*** RECORDS SUPPLIED
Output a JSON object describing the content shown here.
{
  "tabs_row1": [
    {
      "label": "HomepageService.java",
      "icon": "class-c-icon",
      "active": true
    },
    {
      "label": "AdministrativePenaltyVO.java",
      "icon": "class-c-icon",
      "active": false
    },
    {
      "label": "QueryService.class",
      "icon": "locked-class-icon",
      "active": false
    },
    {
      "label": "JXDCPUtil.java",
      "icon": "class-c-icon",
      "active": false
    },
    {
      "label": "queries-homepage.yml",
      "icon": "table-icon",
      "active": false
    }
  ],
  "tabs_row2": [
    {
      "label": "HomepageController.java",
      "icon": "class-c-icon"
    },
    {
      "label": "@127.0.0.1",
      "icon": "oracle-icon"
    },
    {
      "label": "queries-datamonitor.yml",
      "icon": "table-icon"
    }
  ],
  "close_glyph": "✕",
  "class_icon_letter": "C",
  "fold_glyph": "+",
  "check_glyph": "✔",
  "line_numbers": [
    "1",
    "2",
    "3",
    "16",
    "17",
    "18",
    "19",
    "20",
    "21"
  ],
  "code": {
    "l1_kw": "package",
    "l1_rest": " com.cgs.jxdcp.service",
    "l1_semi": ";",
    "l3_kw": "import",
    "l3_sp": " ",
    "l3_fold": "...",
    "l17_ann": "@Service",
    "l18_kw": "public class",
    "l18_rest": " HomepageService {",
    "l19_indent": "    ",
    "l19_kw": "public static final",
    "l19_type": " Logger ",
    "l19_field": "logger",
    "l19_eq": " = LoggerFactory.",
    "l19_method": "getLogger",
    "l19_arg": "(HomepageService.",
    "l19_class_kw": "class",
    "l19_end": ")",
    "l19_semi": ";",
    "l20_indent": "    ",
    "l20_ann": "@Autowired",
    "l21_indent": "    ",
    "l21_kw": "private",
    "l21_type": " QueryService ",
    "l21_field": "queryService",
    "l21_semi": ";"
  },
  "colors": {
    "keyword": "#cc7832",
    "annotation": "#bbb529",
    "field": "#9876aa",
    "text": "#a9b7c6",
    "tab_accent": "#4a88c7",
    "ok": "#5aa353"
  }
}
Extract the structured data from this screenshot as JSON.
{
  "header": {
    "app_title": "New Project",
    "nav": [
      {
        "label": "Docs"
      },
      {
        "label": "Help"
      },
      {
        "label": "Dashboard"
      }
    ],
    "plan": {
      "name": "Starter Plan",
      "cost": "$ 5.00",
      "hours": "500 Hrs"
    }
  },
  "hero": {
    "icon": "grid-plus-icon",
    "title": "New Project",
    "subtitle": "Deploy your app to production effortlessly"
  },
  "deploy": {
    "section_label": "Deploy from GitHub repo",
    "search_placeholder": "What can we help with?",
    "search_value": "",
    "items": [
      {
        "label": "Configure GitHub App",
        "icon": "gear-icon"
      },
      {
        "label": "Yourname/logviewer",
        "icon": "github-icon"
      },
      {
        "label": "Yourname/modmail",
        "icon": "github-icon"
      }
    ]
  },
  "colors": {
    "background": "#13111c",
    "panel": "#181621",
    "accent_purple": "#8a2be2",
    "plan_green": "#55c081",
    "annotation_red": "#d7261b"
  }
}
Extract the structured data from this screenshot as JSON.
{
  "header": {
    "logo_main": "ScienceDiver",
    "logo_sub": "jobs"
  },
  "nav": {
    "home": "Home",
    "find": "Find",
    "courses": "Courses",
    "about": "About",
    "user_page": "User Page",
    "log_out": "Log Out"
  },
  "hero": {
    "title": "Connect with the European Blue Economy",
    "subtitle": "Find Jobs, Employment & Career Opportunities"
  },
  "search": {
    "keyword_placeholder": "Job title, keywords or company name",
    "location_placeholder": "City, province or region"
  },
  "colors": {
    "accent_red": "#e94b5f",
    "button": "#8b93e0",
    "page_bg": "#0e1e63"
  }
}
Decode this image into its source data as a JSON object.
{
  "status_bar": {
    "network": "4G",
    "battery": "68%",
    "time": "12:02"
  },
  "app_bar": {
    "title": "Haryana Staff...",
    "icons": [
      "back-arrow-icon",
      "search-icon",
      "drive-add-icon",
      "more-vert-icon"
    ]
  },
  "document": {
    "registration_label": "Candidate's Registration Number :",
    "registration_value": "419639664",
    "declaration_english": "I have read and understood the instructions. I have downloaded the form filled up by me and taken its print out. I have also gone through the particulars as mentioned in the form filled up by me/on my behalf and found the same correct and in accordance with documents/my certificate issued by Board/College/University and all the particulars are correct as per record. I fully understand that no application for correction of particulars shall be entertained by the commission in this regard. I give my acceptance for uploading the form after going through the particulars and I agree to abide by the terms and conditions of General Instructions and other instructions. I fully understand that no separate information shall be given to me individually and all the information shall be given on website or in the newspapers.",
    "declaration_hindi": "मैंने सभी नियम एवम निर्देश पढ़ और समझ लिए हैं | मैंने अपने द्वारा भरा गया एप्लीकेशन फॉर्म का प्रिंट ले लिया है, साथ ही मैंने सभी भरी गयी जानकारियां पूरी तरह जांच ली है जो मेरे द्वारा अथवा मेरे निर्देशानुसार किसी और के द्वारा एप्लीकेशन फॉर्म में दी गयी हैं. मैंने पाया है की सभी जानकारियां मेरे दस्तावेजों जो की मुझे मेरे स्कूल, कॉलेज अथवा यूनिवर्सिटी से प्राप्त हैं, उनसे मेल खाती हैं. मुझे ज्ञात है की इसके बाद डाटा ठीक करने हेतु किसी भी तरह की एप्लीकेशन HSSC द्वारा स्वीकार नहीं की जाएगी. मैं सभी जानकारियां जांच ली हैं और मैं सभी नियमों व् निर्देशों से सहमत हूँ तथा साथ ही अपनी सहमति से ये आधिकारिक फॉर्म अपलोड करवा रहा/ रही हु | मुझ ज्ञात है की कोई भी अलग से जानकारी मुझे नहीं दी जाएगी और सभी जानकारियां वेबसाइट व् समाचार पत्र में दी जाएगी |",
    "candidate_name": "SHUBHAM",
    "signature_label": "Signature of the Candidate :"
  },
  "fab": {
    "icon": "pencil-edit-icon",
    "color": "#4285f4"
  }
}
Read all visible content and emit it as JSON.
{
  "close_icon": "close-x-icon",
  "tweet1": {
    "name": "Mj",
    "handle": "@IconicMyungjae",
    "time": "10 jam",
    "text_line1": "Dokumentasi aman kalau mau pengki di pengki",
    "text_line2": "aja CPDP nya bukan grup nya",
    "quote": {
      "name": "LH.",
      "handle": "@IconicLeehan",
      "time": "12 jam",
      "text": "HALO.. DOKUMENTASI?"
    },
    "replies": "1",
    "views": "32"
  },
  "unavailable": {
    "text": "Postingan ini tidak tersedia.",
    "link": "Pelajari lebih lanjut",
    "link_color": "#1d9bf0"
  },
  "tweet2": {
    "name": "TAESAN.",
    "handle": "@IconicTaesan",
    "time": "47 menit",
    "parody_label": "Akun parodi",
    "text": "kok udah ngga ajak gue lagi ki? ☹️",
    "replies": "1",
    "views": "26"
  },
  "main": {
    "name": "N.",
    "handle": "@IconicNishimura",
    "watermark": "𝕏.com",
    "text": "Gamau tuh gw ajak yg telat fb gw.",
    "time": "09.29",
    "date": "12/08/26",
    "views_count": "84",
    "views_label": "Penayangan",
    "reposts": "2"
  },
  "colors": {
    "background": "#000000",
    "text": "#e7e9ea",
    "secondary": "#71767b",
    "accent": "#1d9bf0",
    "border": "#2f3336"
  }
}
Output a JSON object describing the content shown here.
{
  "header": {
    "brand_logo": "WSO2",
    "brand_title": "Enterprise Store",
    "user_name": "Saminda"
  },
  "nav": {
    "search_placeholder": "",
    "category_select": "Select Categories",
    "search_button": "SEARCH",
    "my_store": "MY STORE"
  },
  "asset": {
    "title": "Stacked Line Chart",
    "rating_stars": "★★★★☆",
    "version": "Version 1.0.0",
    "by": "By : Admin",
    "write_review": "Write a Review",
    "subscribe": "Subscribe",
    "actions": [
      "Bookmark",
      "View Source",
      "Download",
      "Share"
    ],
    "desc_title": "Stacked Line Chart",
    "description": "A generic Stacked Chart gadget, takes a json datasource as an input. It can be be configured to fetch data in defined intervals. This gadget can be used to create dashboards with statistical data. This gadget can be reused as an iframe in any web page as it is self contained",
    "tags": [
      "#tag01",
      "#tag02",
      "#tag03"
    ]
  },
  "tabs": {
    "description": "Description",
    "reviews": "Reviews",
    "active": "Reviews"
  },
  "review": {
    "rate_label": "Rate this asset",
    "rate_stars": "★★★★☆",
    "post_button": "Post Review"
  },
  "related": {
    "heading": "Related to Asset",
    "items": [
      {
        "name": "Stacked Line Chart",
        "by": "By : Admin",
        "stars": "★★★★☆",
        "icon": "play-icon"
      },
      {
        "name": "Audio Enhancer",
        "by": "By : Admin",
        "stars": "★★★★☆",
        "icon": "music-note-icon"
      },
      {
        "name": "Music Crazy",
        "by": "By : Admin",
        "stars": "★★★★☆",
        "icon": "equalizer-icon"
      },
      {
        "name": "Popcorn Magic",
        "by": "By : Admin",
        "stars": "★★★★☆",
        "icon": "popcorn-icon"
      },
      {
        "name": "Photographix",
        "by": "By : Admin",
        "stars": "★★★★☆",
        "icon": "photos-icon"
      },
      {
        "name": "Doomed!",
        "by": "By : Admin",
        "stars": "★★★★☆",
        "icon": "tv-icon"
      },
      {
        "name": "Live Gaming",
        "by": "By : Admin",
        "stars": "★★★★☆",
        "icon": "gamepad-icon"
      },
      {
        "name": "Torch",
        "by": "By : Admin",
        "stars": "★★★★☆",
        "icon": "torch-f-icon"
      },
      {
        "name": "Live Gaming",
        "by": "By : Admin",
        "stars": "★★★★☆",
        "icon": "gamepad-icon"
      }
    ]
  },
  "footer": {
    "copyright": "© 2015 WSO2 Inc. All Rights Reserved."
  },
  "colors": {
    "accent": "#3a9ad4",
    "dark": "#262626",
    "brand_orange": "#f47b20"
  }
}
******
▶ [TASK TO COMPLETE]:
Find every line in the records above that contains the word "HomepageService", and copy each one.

▶ [RESULT]:
      "label": "HomepageService.java",
    "l18_rest": " HomepageService {",
    "l19_arg": "(HomepageService.",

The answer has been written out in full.